------ TASK INPUTS

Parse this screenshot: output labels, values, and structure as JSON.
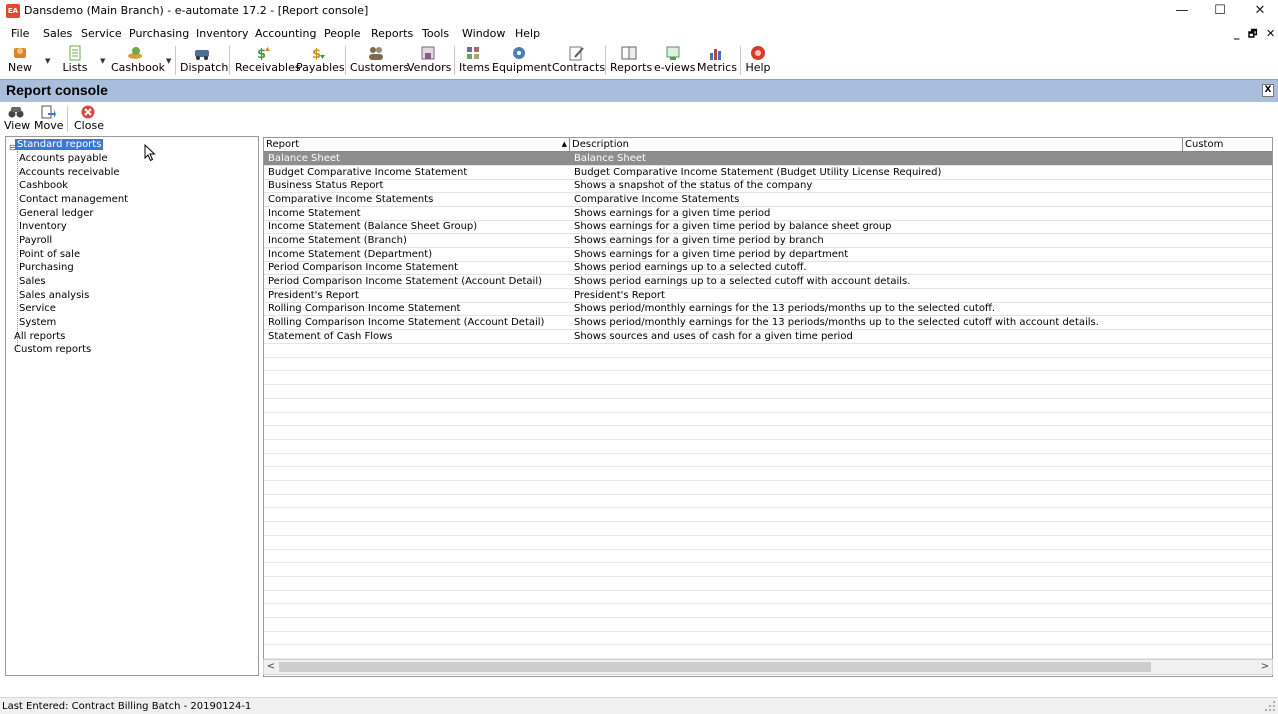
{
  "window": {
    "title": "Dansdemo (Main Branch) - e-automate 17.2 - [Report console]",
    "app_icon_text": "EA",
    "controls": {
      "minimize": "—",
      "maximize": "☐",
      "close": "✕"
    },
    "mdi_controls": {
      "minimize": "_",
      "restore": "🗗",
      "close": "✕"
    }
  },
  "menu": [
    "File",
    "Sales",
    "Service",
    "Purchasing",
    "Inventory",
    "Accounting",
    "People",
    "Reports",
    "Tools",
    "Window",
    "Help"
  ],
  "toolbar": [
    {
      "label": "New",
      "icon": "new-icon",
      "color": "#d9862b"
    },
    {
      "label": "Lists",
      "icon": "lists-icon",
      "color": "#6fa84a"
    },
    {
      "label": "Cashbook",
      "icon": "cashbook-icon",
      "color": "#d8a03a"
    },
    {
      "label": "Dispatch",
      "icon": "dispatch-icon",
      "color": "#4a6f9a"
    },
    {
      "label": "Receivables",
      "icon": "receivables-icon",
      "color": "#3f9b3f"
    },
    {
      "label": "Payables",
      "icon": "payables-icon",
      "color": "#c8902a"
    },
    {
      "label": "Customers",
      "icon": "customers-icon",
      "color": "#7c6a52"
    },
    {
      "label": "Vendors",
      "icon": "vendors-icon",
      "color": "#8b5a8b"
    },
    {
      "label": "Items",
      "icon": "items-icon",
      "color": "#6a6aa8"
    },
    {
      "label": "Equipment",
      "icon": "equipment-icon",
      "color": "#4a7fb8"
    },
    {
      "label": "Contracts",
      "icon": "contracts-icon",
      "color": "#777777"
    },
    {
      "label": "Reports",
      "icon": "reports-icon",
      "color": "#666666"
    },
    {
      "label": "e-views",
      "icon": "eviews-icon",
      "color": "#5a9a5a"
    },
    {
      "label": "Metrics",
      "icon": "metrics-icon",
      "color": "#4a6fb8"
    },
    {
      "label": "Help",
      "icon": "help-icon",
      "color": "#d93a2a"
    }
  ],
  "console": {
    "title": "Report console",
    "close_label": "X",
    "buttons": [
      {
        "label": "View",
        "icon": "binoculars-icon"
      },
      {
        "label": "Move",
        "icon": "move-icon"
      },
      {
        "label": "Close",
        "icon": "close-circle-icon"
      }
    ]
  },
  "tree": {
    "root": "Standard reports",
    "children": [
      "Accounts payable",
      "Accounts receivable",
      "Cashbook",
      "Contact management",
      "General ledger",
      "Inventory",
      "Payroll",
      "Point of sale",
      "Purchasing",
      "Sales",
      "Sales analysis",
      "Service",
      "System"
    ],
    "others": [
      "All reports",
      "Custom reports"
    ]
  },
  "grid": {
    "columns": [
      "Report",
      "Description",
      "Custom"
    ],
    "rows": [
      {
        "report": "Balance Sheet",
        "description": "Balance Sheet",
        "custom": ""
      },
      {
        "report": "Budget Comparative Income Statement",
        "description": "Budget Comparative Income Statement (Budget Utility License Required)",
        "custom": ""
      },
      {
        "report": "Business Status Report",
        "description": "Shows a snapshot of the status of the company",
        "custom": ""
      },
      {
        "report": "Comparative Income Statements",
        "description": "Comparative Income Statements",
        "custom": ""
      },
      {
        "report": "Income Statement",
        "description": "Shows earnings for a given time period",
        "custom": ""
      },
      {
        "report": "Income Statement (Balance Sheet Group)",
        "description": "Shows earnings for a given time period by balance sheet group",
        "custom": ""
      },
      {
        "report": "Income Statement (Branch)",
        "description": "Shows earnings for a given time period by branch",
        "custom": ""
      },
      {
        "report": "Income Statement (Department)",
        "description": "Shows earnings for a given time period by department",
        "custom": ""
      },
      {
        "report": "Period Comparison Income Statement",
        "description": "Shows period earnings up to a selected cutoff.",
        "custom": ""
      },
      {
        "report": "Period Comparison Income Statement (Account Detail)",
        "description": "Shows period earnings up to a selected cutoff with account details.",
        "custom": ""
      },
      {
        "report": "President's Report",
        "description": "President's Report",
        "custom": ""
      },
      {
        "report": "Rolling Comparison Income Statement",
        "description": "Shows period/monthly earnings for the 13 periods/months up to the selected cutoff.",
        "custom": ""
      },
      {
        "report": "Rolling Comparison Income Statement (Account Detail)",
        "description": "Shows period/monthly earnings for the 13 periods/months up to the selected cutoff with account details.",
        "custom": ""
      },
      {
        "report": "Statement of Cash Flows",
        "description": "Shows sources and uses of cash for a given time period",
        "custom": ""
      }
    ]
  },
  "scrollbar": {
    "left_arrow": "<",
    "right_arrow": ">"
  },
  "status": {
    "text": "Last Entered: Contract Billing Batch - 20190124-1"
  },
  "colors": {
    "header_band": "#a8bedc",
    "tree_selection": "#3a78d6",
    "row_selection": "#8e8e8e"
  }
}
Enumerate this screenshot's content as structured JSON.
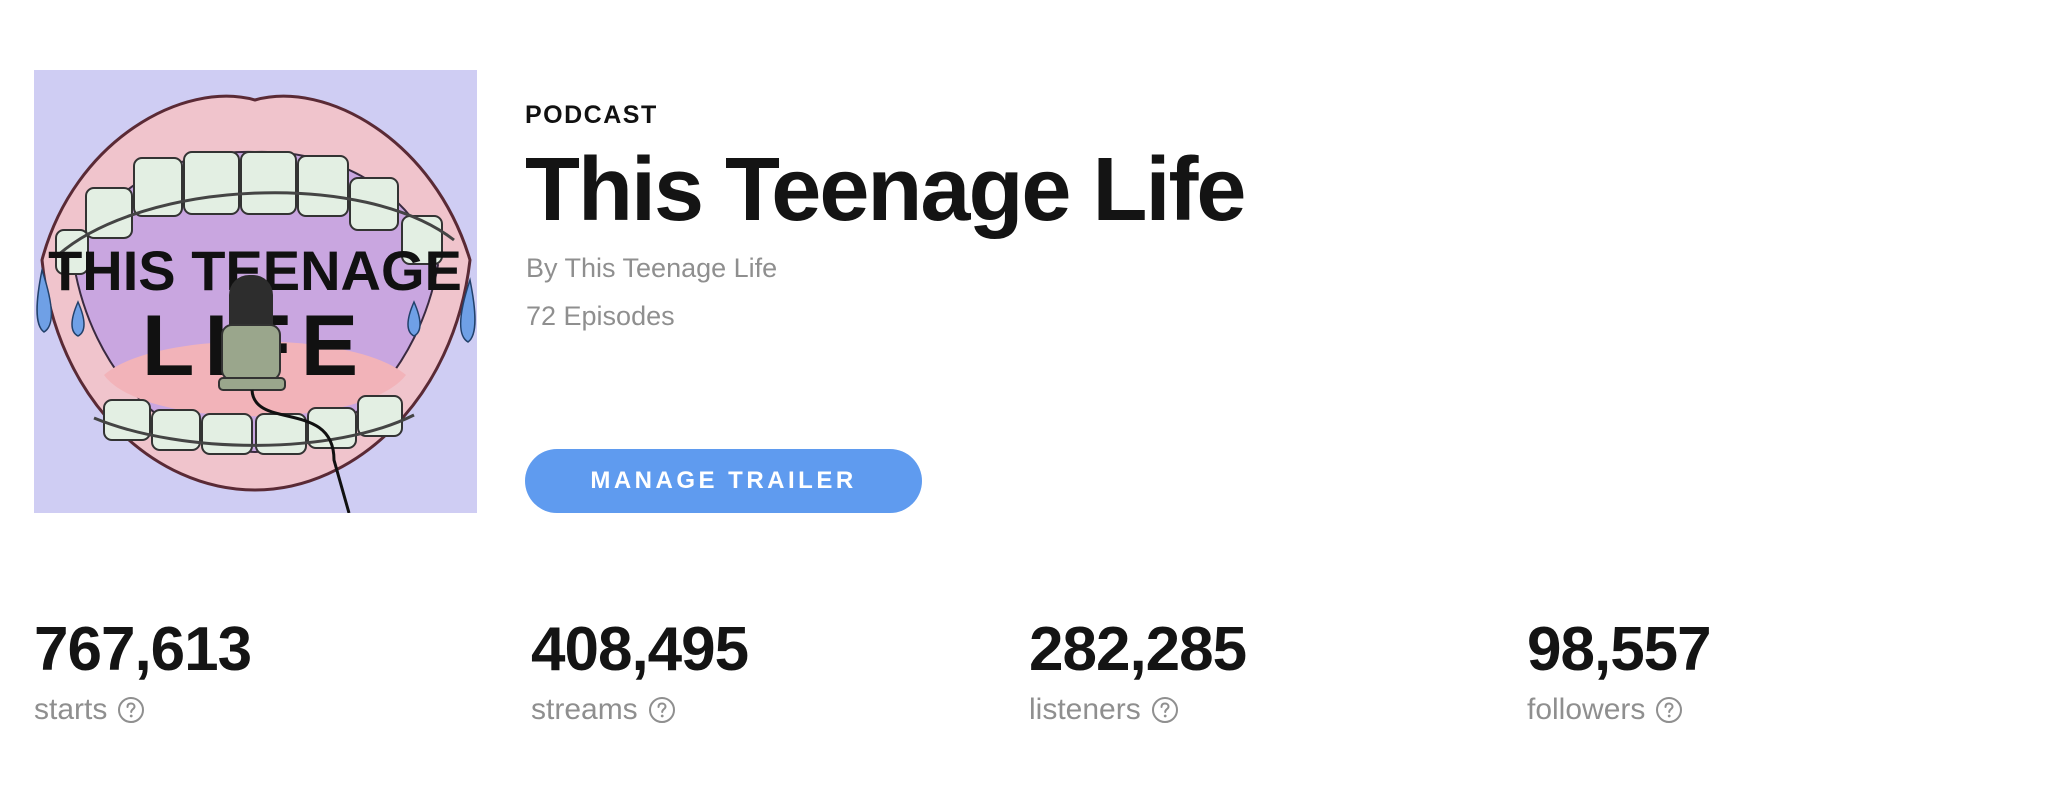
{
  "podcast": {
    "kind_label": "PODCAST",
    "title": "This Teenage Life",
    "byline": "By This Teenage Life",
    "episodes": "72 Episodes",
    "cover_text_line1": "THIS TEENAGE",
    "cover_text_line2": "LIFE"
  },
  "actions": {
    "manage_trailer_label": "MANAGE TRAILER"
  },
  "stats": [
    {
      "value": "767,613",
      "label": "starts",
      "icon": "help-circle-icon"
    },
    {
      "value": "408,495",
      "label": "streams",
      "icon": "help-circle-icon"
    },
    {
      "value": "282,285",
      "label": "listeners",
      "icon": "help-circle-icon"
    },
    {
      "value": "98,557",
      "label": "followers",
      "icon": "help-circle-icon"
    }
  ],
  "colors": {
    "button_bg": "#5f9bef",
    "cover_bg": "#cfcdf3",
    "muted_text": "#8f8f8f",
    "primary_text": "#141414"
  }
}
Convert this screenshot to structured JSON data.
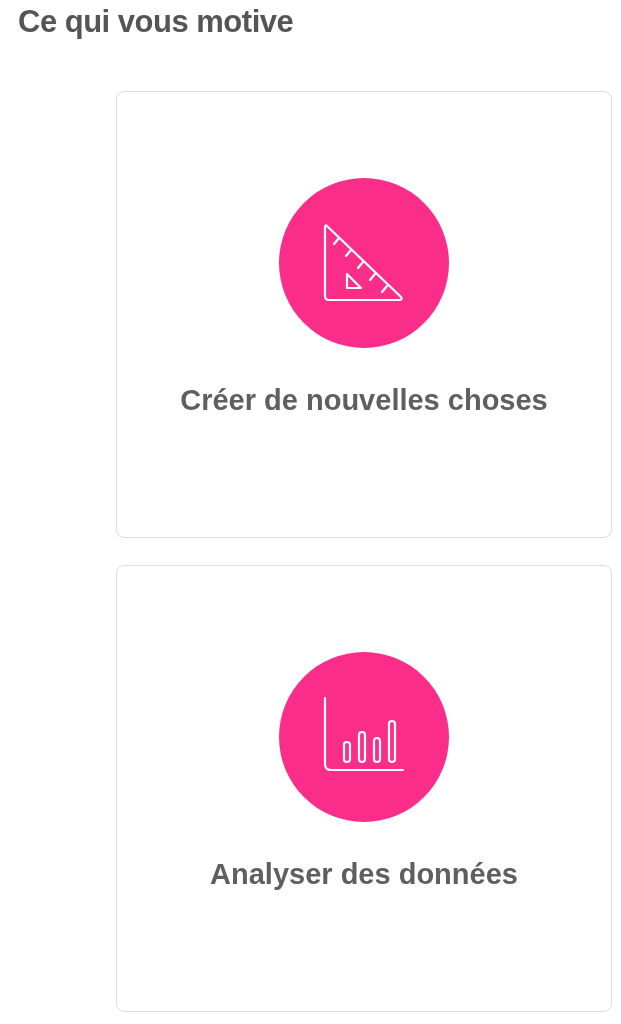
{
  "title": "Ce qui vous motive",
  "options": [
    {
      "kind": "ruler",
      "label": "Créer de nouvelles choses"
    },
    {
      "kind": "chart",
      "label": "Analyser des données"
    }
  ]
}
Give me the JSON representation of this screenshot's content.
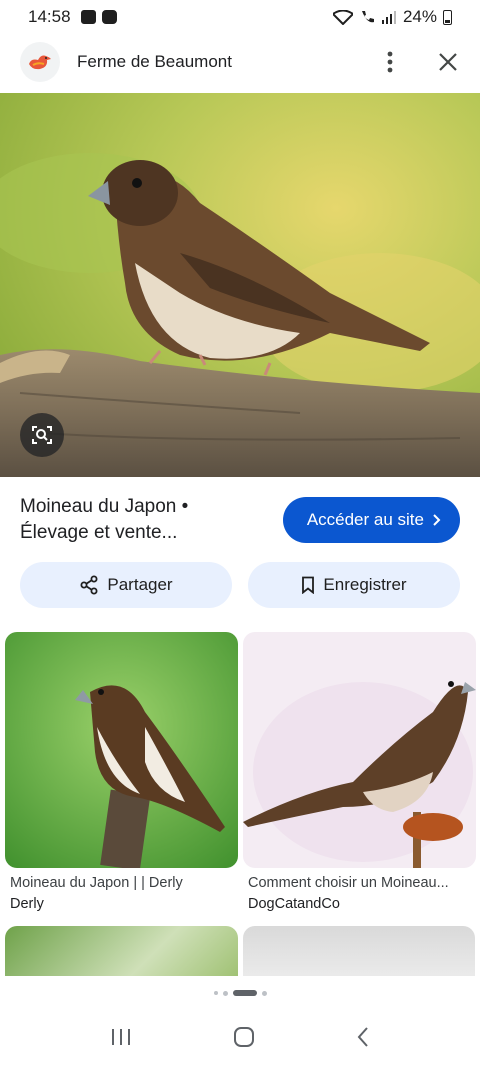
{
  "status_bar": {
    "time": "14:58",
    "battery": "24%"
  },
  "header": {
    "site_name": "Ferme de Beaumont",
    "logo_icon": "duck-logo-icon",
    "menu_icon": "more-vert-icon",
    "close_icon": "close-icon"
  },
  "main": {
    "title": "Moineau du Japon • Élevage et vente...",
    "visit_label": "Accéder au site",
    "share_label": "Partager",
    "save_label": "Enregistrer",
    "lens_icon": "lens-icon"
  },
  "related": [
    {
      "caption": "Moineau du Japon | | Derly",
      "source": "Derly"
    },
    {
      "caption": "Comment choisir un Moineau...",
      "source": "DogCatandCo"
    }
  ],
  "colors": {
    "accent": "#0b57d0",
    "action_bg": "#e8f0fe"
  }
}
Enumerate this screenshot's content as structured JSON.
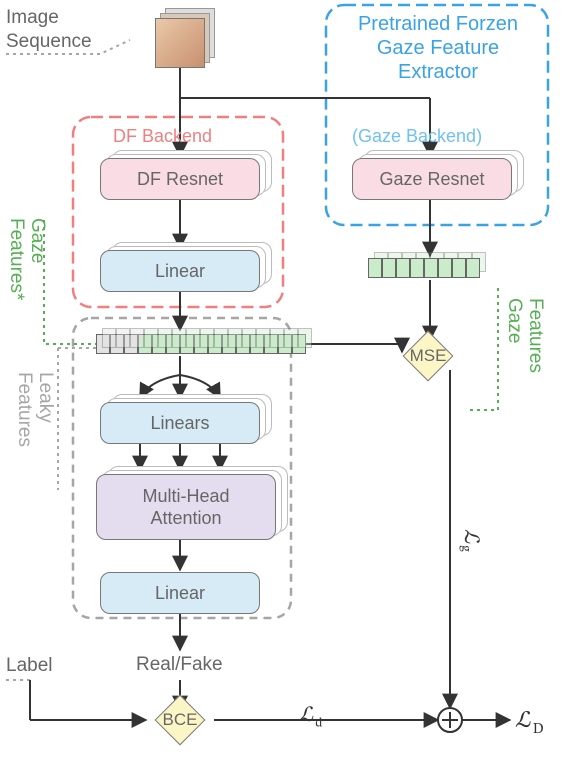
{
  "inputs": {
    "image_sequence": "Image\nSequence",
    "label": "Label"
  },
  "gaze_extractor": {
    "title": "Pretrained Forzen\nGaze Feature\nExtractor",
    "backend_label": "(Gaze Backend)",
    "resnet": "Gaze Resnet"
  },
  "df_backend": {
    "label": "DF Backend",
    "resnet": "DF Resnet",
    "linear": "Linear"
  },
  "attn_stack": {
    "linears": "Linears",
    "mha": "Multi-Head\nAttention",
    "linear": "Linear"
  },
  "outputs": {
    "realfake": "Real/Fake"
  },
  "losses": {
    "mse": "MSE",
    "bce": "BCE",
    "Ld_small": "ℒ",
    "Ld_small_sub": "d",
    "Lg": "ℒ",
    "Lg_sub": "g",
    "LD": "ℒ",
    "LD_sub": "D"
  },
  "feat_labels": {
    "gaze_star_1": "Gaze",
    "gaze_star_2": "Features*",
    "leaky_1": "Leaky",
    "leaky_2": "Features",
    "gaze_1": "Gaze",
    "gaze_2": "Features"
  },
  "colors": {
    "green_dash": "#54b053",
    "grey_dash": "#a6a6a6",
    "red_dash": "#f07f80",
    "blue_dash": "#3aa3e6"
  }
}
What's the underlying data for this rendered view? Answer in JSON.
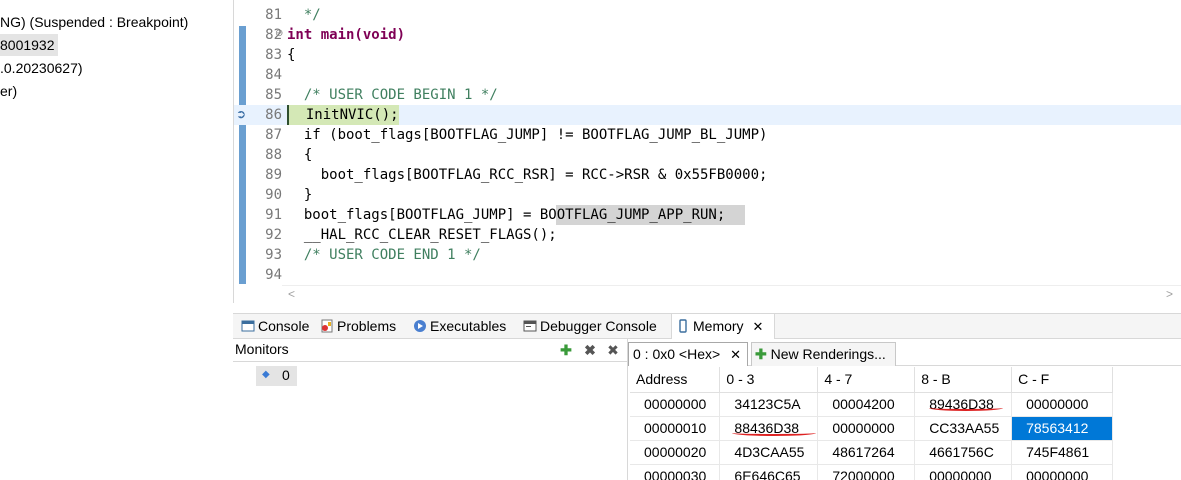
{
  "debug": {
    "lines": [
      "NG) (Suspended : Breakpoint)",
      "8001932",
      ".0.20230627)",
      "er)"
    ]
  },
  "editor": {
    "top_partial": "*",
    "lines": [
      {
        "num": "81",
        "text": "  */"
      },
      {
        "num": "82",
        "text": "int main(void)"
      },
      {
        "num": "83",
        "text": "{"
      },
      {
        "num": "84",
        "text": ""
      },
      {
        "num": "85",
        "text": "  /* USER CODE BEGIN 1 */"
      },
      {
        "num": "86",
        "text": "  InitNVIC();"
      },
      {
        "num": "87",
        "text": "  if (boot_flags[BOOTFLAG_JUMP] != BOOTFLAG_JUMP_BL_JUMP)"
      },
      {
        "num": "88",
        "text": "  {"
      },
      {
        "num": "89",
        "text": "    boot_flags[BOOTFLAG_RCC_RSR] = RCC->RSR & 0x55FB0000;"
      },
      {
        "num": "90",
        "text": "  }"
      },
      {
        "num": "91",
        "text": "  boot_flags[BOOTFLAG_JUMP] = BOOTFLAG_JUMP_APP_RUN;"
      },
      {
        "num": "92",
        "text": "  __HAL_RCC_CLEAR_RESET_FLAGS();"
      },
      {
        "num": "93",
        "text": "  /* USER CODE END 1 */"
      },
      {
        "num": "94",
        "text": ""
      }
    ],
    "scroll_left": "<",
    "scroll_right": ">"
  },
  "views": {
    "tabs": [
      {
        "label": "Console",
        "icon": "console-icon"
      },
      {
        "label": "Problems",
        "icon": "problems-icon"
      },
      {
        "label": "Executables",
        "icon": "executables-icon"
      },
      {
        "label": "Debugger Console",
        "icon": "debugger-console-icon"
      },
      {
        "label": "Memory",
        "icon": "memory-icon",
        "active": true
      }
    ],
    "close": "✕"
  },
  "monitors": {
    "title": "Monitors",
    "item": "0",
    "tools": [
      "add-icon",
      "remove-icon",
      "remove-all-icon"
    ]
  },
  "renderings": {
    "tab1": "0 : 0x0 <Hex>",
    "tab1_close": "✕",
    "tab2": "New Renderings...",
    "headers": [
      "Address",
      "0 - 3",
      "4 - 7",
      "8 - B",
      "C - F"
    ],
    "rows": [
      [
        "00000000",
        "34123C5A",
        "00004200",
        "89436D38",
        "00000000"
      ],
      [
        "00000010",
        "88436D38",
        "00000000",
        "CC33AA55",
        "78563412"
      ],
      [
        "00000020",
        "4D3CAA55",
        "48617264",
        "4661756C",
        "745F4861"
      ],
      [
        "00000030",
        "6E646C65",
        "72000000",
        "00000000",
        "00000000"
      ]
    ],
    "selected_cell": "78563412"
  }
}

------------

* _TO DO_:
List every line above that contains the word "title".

* _EXERCISE ANSWER_:
    "title": "Dansdemo (Main Branch) - e-automate 17.2 - [Report console]",
    "title": "Report console",
    "title": "This Teenage Life",
  "title": "Ce qui vous motive",
    "title": "Moineau du Japon • Élevage et vente...",
    "title": "Pretrained Forzen\nGaze Feature\nExtractor",
    "title": "Monitors",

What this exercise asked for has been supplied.